# INPUT
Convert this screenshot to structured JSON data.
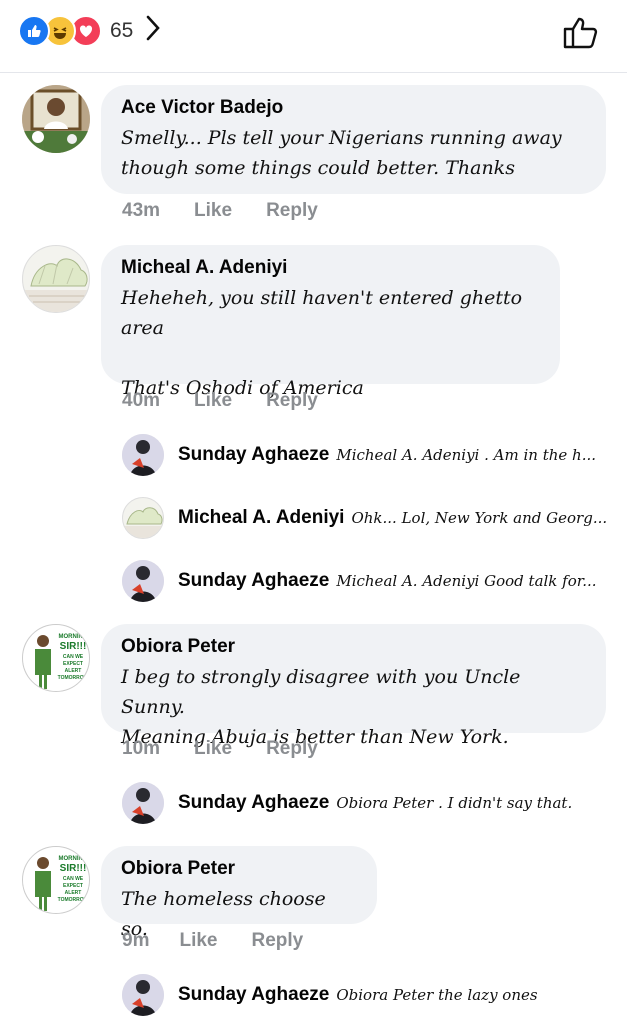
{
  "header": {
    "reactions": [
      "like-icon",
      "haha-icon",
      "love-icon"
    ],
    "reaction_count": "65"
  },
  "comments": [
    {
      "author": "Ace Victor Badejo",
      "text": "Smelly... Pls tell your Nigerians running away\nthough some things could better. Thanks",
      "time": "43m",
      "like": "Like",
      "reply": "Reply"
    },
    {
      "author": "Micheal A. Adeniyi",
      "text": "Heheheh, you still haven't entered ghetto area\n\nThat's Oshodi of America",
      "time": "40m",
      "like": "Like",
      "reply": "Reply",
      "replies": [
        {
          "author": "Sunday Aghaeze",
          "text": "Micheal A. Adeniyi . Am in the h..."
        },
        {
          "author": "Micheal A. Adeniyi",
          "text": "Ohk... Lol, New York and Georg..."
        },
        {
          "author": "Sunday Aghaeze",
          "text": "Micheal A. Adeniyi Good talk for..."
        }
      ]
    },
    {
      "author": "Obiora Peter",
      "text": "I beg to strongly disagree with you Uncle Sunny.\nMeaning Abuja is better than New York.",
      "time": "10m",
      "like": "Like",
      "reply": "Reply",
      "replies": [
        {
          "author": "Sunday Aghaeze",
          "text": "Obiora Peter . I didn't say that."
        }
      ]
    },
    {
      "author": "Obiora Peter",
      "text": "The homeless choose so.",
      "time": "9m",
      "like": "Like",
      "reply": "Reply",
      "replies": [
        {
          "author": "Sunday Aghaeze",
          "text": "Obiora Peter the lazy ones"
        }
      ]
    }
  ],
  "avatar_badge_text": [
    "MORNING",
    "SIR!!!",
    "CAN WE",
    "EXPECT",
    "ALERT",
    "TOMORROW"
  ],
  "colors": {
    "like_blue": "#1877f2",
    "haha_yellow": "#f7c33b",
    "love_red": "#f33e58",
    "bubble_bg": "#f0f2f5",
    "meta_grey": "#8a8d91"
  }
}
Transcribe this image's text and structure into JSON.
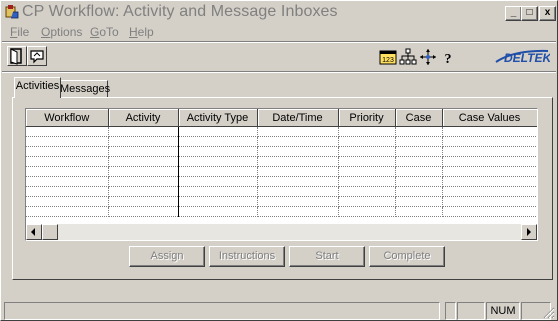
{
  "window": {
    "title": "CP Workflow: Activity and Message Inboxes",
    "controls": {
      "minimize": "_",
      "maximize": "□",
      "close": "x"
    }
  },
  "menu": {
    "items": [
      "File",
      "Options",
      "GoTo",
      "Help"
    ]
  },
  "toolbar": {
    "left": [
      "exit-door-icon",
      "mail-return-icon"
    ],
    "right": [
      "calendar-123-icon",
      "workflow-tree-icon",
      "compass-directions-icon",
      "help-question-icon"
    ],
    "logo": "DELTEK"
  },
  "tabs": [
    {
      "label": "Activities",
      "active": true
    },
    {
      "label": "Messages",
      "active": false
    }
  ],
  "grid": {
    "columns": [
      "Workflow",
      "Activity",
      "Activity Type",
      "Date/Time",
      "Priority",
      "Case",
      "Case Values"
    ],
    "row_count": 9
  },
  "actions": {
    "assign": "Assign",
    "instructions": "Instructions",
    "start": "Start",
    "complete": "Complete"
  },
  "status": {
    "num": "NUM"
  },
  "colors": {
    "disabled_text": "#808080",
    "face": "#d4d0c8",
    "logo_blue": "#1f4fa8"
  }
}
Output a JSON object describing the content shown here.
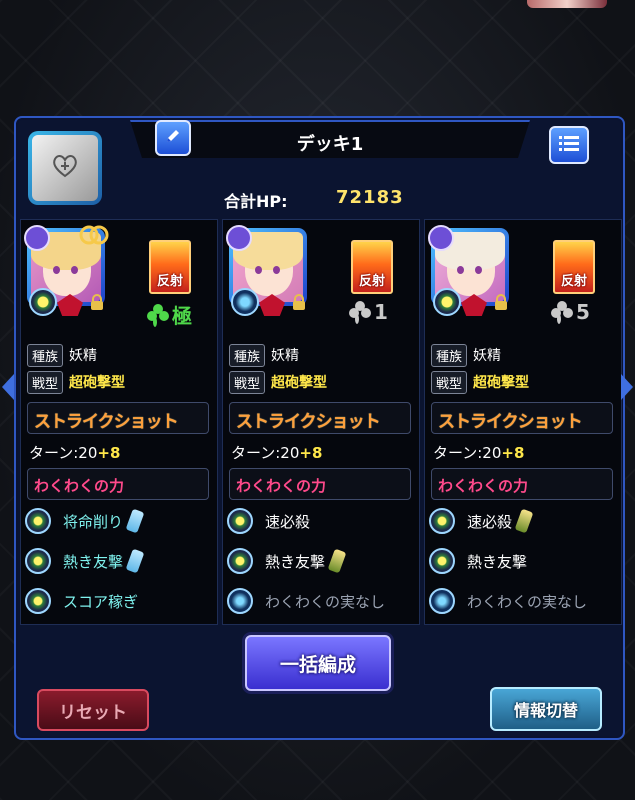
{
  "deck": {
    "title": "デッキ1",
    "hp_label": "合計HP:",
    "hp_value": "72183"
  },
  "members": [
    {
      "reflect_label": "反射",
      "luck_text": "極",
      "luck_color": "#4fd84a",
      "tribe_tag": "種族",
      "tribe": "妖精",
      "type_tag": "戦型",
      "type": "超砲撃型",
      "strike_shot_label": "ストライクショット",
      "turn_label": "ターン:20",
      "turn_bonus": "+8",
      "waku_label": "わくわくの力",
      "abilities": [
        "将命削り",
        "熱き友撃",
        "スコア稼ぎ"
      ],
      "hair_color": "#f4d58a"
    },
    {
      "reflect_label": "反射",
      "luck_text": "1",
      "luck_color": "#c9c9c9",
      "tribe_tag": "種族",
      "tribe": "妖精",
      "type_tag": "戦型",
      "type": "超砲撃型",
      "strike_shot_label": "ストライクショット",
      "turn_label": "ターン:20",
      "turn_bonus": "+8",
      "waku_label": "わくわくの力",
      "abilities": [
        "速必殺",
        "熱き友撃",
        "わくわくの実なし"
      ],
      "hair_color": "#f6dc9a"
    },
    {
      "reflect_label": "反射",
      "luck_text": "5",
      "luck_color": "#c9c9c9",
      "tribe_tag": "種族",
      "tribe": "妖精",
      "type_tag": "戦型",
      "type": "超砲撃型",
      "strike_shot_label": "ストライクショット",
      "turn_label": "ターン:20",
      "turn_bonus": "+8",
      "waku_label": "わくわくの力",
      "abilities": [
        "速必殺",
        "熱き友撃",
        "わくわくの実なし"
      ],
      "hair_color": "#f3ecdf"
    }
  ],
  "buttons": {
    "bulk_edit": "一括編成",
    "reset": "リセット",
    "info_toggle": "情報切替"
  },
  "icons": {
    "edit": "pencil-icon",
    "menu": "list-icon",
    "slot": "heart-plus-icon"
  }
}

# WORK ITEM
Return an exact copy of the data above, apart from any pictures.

# WRITTEN REPLY
Convert this screenshot to structured JSON data.
{
  "header": {
    "reactions": [
      "like-icon",
      "haha-icon",
      "love-icon"
    ],
    "reaction_count": "65"
  },
  "comments": [
    {
      "author": "Ace Victor Badejo",
      "text": "Smelly... Pls tell your Nigerians running away\nthough some things could better. Thanks",
      "time": "43m",
      "like": "Like",
      "reply": "Reply"
    },
    {
      "author": "Micheal A. Adeniyi",
      "text": "Heheheh, you still haven't entered ghetto area\n\nThat's Oshodi of America",
      "time": "40m",
      "like": "Like",
      "reply": "Reply",
      "replies": [
        {
          "author": "Sunday Aghaeze",
          "text": "Micheal A. Adeniyi . Am in the h..."
        },
        {
          "author": "Micheal A. Adeniyi",
          "text": "Ohk... Lol, New York and Georg..."
        },
        {
          "author": "Sunday Aghaeze",
          "text": "Micheal A. Adeniyi Good talk for..."
        }
      ]
    },
    {
      "author": "Obiora Peter",
      "text": "I beg to strongly disagree with you Uncle Sunny.\nMeaning Abuja is better than New York.",
      "time": "10m",
      "like": "Like",
      "reply": "Reply",
      "replies": [
        {
          "author": "Sunday Aghaeze",
          "text": "Obiora Peter . I didn't say that."
        }
      ]
    },
    {
      "author": "Obiora Peter",
      "text": "The homeless choose so.",
      "time": "9m",
      "like": "Like",
      "reply": "Reply",
      "replies": [
        {
          "author": "Sunday Aghaeze",
          "text": "Obiora Peter the lazy ones"
        }
      ]
    }
  ],
  "avatar_badge_text": [
    "MORNING",
    "SIR!!!",
    "CAN WE",
    "EXPECT",
    "ALERT",
    "TOMORROW"
  ],
  "colors": {
    "like_blue": "#1877f2",
    "haha_yellow": "#f7c33b",
    "love_red": "#f33e58",
    "bubble_bg": "#f0f2f5",
    "meta_grey": "#8a8d91"
  }
}
Transcribe this image's text and structure into JSON.
{
  "window": {
    "title": "CP Workflow: Activity and Message Inboxes",
    "controls": {
      "minimize": "_",
      "maximize": "□",
      "close": "x"
    }
  },
  "menu": {
    "items": [
      "File",
      "Options",
      "GoTo",
      "Help"
    ]
  },
  "toolbar": {
    "left": [
      "exit-door-icon",
      "mail-return-icon"
    ],
    "right": [
      "calendar-123-icon",
      "workflow-tree-icon",
      "compass-directions-icon",
      "help-question-icon"
    ],
    "logo": "DELTEK"
  },
  "tabs": [
    {
      "label": "Activities",
      "active": true
    },
    {
      "label": "Messages",
      "active": false
    }
  ],
  "grid": {
    "columns": [
      "Workflow",
      "Activity",
      "Activity Type",
      "Date/Time",
      "Priority",
      "Case",
      "Case Values"
    ],
    "row_count": 9
  },
  "actions": {
    "assign": "Assign",
    "instructions": "Instructions",
    "start": "Start",
    "complete": "Complete"
  },
  "status": {
    "num": "NUM"
  },
  "colors": {
    "disabled_text": "#808080",
    "face": "#d4d0c8",
    "logo_blue": "#1f4fa8"
  }
}
Output a JSON object describing the content shown here.
{
  "deck": {
    "title": "デッキ1",
    "hp_label": "合計HP:",
    "hp_value": "72183"
  },
  "members": [
    {
      "reflect_label": "反射",
      "luck_text": "極",
      "luck_color": "#4fd84a",
      "tribe_tag": "種族",
      "tribe": "妖精",
      "type_tag": "戦型",
      "type": "超砲撃型",
      "strike_shot_label": "ストライクショット",
      "turn_label": "ターン:20",
      "turn_bonus": "+8",
      "waku_label": "わくわくの力",
      "abilities": [
        "将命削り",
        "熱き友撃",
        "スコア稼ぎ"
      ],
      "hair_color": "#f4d58a"
    },
    {
      "reflect_label": "反射",
      "luck_text": "1",
      "luck_color": "#c9c9c9",
      "tribe_tag": "種族",
      "tribe": "妖精",
      "type_tag": "戦型",
      "type": "超砲撃型",
      "strike_shot_label": "ストライクショット",
      "turn_label": "ターン:20",
      "turn_bonus": "+8",
      "waku_label": "わくわくの力",
      "abilities": [
        "速必殺",
        "熱き友撃",
        "わくわくの実なし"
      ],
      "hair_color": "#f6dc9a"
    },
    {
      "reflect_label": "反射",
      "luck_text": "5",
      "luck_color": "#c9c9c9",
      "tribe_tag": "種族",
      "tribe": "妖精",
      "type_tag": "戦型",
      "type": "超砲撃型",
      "strike_shot_label": "ストライクショット",
      "turn_label": "ターン:20",
      "turn_bonus": "+8",
      "waku_label": "わくわくの力",
      "abilities": [
        "速必殺",
        "熱き友撃",
        "わくわくの実なし"
      ],
      "hair_color": "#f3ecdf"
    }
  ],
  "buttons": {
    "bulk_edit": "一括編成",
    "reset": "リセット",
    "info_toggle": "情報切替"
  },
  "icons": {
    "edit": "pencil-icon",
    "menu": "list-icon",
    "slot": "heart-plus-icon"
  }
}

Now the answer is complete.